September 23, 2012
Ethel Barrymore Theatre
On September 10th, a delightful new musical named Chaplin opened at the Ethel Barrymore Theatre. Based on the life of iconic silent film star, Charlie Chaplin, this musical tells the story of the man behind “the Tramp”, depicting his impoverished upbringing in London, his life as a young vaudeville performer in England and his rise to fame in America, his political interests and subsequent exile from the United States, and finally, his welcome back into the United States with an honorary Academy Award in 1972.
Synopsis: Growing up in England at the end of the 19th century, Charlie Chaplin is raised by an alcoholic, absentee father and a mentally unstable mother, who (despite her psychiatric shortcomings) teaches her son to closely observe the people around him before she is permanently institutionalized. Charlie, who had developed an interest in entertaining, began work as a music hall performer at a young age, later becoming quite successful as a comedy and vaudeville performer in England. It wasn’t long before Hollywood noticed this great talent and Charlie was offered a job with Keystone Studios, thus launching his successful career as a silent film actor in the United States. As Chaplin became more and more successful, he became the target of vindictive gossip columnist, Hedda Hopper, who felt snubbed by the actor when he declined an interview. Fueled by Hedda Hopper’s lies and exaggerations, his desire to assert political beliefs in his films led to the assumption that he was a communist, culminating in his exile from the United States. The musical also recounts Chaplin’s affinity for younger women, his four marriages, and his happy marriage with his fourth and final wife, Oona O’Neill. In addition to finding happiness with Oona, Chaplin is welcomed back into the United States with an honorary Academy Award in 1972.

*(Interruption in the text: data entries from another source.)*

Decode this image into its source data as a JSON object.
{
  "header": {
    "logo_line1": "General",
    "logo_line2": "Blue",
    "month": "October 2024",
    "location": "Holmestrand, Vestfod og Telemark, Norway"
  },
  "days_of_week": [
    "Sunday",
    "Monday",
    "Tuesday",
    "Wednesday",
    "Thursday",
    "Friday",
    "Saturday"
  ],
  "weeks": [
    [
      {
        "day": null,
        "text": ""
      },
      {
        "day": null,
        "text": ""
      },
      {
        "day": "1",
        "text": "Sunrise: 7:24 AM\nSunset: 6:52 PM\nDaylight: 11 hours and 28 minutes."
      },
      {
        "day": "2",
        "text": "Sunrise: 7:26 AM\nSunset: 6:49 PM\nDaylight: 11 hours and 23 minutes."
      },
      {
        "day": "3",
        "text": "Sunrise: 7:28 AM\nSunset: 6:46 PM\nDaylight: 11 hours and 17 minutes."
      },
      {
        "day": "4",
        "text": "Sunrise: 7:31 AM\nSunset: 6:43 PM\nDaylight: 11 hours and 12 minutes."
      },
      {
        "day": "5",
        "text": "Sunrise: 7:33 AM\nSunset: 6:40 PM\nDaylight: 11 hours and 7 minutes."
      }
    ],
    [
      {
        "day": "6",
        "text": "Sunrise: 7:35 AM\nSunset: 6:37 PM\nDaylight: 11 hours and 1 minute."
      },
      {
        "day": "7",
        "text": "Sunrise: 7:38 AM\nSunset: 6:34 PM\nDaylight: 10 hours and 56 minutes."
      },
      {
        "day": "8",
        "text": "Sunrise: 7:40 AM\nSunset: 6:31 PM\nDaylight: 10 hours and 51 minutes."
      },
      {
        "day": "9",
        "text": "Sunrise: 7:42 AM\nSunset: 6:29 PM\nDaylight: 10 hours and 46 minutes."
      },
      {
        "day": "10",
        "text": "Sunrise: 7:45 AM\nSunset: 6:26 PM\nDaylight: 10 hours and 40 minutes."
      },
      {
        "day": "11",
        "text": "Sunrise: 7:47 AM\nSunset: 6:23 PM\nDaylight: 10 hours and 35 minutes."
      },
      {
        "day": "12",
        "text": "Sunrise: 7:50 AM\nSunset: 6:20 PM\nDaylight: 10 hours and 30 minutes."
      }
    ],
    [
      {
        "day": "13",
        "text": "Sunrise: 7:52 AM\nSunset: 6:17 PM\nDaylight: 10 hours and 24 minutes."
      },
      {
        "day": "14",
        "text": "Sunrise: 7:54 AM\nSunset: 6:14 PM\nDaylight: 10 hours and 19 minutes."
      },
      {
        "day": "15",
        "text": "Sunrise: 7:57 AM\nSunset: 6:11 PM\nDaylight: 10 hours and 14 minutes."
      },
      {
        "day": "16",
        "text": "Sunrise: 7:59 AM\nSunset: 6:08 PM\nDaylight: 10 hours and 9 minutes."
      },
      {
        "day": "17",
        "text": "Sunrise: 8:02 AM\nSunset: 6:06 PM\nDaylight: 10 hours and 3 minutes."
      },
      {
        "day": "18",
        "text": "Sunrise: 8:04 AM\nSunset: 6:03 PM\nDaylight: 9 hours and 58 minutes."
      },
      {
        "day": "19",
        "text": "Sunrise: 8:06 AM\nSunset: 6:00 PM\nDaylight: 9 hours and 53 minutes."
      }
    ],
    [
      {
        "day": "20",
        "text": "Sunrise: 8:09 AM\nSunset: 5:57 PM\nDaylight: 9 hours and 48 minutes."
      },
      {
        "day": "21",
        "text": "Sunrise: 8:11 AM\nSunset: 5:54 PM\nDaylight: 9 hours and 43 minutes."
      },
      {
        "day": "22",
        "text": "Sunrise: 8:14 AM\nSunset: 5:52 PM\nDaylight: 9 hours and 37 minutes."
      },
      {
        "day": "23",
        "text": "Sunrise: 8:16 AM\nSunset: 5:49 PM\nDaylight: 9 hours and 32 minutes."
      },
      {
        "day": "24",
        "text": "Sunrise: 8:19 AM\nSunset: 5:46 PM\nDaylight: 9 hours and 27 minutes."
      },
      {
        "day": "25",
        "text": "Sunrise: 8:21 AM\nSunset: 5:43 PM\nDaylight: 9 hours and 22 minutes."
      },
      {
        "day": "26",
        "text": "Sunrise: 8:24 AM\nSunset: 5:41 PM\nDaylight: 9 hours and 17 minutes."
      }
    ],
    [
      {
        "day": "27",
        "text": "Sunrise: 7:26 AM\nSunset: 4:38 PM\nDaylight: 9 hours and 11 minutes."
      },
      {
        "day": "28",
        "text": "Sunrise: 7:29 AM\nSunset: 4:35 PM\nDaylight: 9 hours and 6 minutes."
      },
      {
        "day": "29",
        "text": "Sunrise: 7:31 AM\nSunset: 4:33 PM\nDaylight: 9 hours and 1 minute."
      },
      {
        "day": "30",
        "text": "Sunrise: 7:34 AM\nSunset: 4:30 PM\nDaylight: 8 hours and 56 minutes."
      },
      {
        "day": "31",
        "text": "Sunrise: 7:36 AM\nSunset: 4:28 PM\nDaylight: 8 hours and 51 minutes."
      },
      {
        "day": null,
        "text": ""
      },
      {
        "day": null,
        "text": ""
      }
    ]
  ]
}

Comments: In order for a show like Chaplin to work, there needs to be that special actor who is able to successfully embody the character of Charlie Chaplin. Rob McClure is that special actor. I admit that I did not know who Rob McClure was prior to seeing Chaplin last week; but after seeing his performance, I will never forget him. He has mastered physical comedy, and with every facial expression and mannerism, he becomes more believable as Charlie Chaplin. While his visual comedy and mimicry skills are comparable to Chaplin’s, I was most impressed with his acting and his ability to support the arc of the story as Charlie transitions from young, insecure actor to successful film star to divorcee to political activist/accused communist to exiled actor, and finally, celebrated Academy Award winner. And while his physical interpretation of Chaplin is spot-on, his portrayal of the more emotional side of this complex person is what makes his performance truly special... and Tony Award worthy, I might add. Bravo, Rob McClure.
The supporting cast was also excellent. Christiane Noll had great stage presence as Charlie’s flawed but influential mother, and sang beautifully. Wayne Alan Wilcox and Erin Mackey were very well-cast as Sidney Chaplin and Oona O’Neill respectively. Jenn Colella gave a stand-out performance as the villainous Hedda Hopper and her Act II number, “All Falls Down”, was one of the musical highlights of the show. She can really belt out a song.
What did I love about Chaplin? What sticks out in my mind a week later? I loved that the sets, costumes, and make-up were done in a black and white theme, as if to give the audience the impression of watching a Chaplin movie. I thought this was creative and aesthetically pleasing to watch on stage. I also loved the way Charlie’s transition into the Tramp was presented on stage, with flashbacks to childhood memories of his mother and the people they watched together. I loved the incredible talent that is Rob McClure. I loved Jenn Colella’s insanely powerful singing voice. I particularly liked the scenes between Christiane Noll and Zachary Unger who played Young Charlie. These sometimes-heartbreaking, sometimes-joyful scenes really conveyed Charlie’s love for his mother and his devastation when she was institutionalized. I loved the supporting cast; while this is show about Charlie Chaplin, his story cannot be told without the people/characters that influenced his life. The supporting cast was really stellar. I loved Christopher Curtis’ music, the most memorable songs being “Look At All the People”, “Just Another Day in Hollywood”, “All Falls Down”, and “This Man”.
I hope this will give you many reasons to check out Chaplin at the Ethel Barrymore Theatre.